Boeing design flaw a factor in Lion Air crash: Indonesian probe

Peter Brieger, Agence France-Presse

Posted at Oct 25 2019 08:02 PM

Lion Air's Boeing 737 Max 8 airplane is parked on the tarmac of Soekarno Hatta International airport near Jakarta in March 2019. Willy Kurniawan, Reuters/file

A design flaw, inadequate pilot training and poor flight crew performance contributed to a Boeing jet crashing in Indonesia last year, killing all 189 people on board, investigators said Friday.

The Lion Air disaster was followed months later by a second crash -- involving the same model of aircraft -- when an Ethiopian Airlines plane went down with 157 people aboard, leading to the global grounding of Boeing's entire 737 MAX fleet.

The crashes had thrown a spotlight on the MAX model's maneuvering characteristics augmentation system (MCAS), an anti-stall mechanism, that pilots in both planes had struggled to control as the jets careered downwards.

On Friday, Indonesia's National Transportation Safety Committee said there were flaws in Boeing's design of the anti-stall system and of its certification by US regulators.

"The design and certification of this feature was inadequate," a summary of the report said, referring the MCAS.

The MCAS was vulnerable to a sole sensor that it relied on for inputs, and 737 MAX pilots were not properly briefed on how to handle a malfunction, it said.

"The aircraft flight manual and flight crew training did not include information about MCAS," the report said.

A sensor on the doomed jet's system was "miscalibrated" and the problem was not caught by Lion Air maintenance crews, it said, after the plane's previous flight also experienced loss-of-control problems.

The report also said the emergency was not "effectively managed" by the crew, who had previous performance issues.


- 'Heartfelt condolences' -

An earlier report released by international regulators said the US Federal Aviation Administration (FAA) lacked the manpower and expertise to fully evaluate the jet's MCAS when it certified the plane.

Friday's report comes after Boeing -- facing scores of lawsuits -- replaced the chief of its commercial plane division this week, the most significant executive departure since the 737 MAX grounding plunged the US-based company into crisis seven months ago.

Boeing has faced fresh scrutiny following the revelation of text messages from 2016 in which a test pilot described the MCAS during a simulation as "running rampant" and behaving in an "egregious" manner.

On Friday, following the release of the Indonesian report, Boeing expressed its "heartfelt condolences" to victims' families, and said it had since fixed the flight-control system's software.

"These software changes will prevent the flight control conditions that occurred in this accident from ever happening again," Boeing CEO Dennis Muilenburg said in a statement.

"Boeing is updating crew manuals and pilot training, designed to ensure every pilot has all of the information they need to fly the 737 MAX safely."

Design problems trumped other factors, said one expert.

"Pilots can make mistakes -- they're human, but the root of the problem is the design," said Jakarta-based aviation analyst Gerry Soejatman.

"The MCAS was created to be able to react based on a single input only, via one computer, (and) there was no cross-checking system to confirm whether or not the input was accurate.
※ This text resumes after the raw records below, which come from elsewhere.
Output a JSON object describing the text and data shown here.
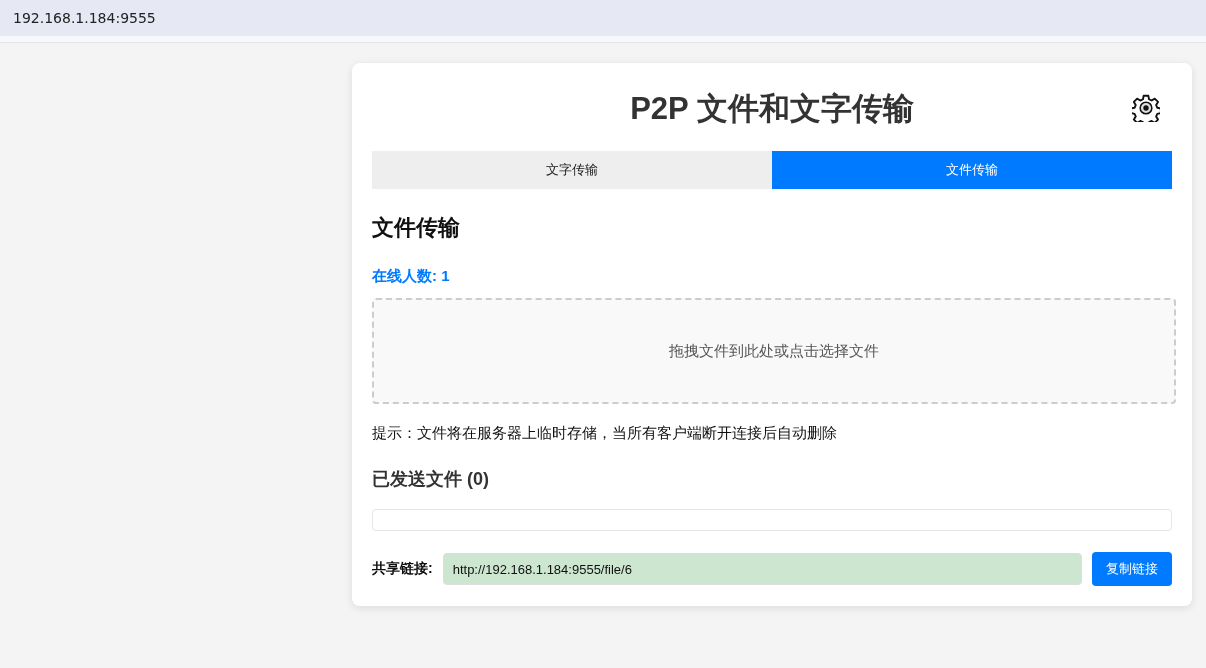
{
  "browser": {
    "address": "192.168.1.184:9555"
  },
  "app": {
    "title": "P2P 文件和文字传输",
    "tabs": [
      {
        "label": "文字传输",
        "selected": false
      },
      {
        "label": "文件传输",
        "selected": true
      }
    ],
    "section_title": "文件传输",
    "online_count": "在线人数: 1",
    "drop_zone": "拖拽文件到此处或点击选择文件",
    "hint": "提示：文件将在服务器上临时存储，当所有客户端断开连接后自动删除",
    "sent_files_title": "已发送文件 (0)",
    "share": {
      "label": "共享链接:",
      "value": "http://192.168.1.184:9555/file/6",
      "button": "复制链接"
    }
  }
}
That's the issue."


- 'My only son' -

Lion Air, Southeast Asia's biggest carrier by fleet size, called the crash an "unthinkable tragedy".

"It is essential to determine the root cause and contributing factors to the accident and take immediate corrective actions to ensure that an accident like this one never happens again," said Lion spokesman Danang Mandala Prihantoro.

The FAA said it would monitor Boeing's changes to the single-aisle jet, adding that it would "return to service only after the FAA determines it is safe".

After getting a briefing on the report this week ahead of its public release, some of the victims' relatives expressed disappointment.

"However, we've got no choice but to accept it," said Epi Syamsul Qomar, who lost his son, after families met with investigators in Jakarta this week.

"People keep telling me to let go, to stay strong, but how do I do that? It's not that easy. He was my only son and I miss him every day."